Leading authors, Michael Neenan and Windy Dryden, explain the model and the core techniques used during the therapeutic process to:
elicit and examine negative automatic thoughts; uncover and explore underlying assumptions, rules and core beliefs (schemas); and; maintain gains from therapy.
For newcomers to the subject, this revised and updated edition of Cognitive Therapy in a Nutshell provides the ideal place to start and a springboard to further study.
Chapter Four: Homework
The therapy session is usually a poor arena for assessing change because of its remove from the client's everyday experience. Assignments carried out between sessions (homework) allow clients to test and modify their maladaptive thoughts and beliefs in real-life situations.
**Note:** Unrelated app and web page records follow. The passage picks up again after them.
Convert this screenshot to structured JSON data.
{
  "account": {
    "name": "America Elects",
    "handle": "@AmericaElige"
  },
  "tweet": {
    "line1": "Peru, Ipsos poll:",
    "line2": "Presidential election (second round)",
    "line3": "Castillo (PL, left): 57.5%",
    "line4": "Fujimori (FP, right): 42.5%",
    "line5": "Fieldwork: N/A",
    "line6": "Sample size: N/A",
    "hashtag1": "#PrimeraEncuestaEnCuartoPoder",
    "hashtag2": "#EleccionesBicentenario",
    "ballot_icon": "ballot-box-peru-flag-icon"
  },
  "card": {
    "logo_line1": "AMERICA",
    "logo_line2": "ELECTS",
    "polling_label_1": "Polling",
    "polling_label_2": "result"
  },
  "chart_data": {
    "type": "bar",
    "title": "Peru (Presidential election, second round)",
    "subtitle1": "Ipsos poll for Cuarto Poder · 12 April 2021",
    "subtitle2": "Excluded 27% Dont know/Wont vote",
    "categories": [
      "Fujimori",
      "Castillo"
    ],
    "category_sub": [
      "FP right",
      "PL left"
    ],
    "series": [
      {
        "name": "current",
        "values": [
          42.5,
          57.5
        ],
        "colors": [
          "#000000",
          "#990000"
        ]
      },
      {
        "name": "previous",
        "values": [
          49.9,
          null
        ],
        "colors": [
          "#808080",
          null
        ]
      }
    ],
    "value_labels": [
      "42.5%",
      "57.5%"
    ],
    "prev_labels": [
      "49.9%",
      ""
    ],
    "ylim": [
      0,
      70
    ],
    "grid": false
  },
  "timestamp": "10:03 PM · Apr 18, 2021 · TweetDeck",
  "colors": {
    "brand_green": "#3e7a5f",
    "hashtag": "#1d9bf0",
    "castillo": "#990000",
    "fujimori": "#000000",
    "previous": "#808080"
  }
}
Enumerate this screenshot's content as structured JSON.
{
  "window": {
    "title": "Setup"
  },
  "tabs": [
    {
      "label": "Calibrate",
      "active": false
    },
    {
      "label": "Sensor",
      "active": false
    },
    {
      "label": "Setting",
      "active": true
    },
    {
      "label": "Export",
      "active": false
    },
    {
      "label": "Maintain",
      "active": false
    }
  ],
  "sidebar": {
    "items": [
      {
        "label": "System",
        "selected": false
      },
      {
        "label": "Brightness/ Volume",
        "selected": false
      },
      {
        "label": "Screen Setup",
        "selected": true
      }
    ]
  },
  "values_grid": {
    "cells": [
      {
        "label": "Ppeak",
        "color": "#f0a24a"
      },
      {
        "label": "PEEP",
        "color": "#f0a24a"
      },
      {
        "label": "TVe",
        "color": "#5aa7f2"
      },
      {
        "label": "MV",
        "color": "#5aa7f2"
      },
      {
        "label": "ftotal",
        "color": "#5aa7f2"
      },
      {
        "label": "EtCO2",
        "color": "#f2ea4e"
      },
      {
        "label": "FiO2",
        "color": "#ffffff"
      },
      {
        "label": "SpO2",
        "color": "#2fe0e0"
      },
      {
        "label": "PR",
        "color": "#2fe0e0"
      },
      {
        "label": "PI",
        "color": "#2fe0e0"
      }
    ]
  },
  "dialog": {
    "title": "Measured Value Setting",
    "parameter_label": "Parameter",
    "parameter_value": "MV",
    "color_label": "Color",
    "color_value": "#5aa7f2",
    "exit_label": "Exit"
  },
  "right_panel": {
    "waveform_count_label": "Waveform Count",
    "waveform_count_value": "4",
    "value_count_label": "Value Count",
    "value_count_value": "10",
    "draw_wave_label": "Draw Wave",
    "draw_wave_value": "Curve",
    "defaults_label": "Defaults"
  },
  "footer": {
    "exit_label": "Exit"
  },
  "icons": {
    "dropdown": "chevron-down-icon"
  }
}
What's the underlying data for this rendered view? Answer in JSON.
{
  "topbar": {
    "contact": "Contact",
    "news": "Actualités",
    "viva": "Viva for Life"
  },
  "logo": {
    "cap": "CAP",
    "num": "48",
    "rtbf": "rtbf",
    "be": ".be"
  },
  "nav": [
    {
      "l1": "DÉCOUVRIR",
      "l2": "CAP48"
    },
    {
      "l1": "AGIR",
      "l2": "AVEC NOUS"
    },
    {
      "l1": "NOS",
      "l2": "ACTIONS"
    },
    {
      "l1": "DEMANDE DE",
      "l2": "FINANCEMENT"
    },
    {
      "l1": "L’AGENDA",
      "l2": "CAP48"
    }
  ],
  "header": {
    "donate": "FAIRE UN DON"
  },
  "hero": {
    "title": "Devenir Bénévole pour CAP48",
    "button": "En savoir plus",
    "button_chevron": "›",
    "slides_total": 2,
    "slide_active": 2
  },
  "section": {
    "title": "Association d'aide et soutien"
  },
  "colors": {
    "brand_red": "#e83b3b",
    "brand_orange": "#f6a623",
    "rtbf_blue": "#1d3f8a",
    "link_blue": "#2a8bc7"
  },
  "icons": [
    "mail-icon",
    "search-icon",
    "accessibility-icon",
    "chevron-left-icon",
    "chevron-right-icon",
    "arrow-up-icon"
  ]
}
Homework – or whatever term clients wish to use – helps them to learn the skills of cognitive therapy and develop confidence and competence in becoming their own therapist which, in turn, reduces the chances of a relapse (the return of the original problem). Also, without homework assignments clients may become ‘emotionally constipated’ (waiting ‘to tell it all’ at the next session) instead of dealing with the ‘it’ (difficulties) as they arise between sessions. As Persons (1989: 142) observes:
Situations that arouse powerful affect [emotion] ...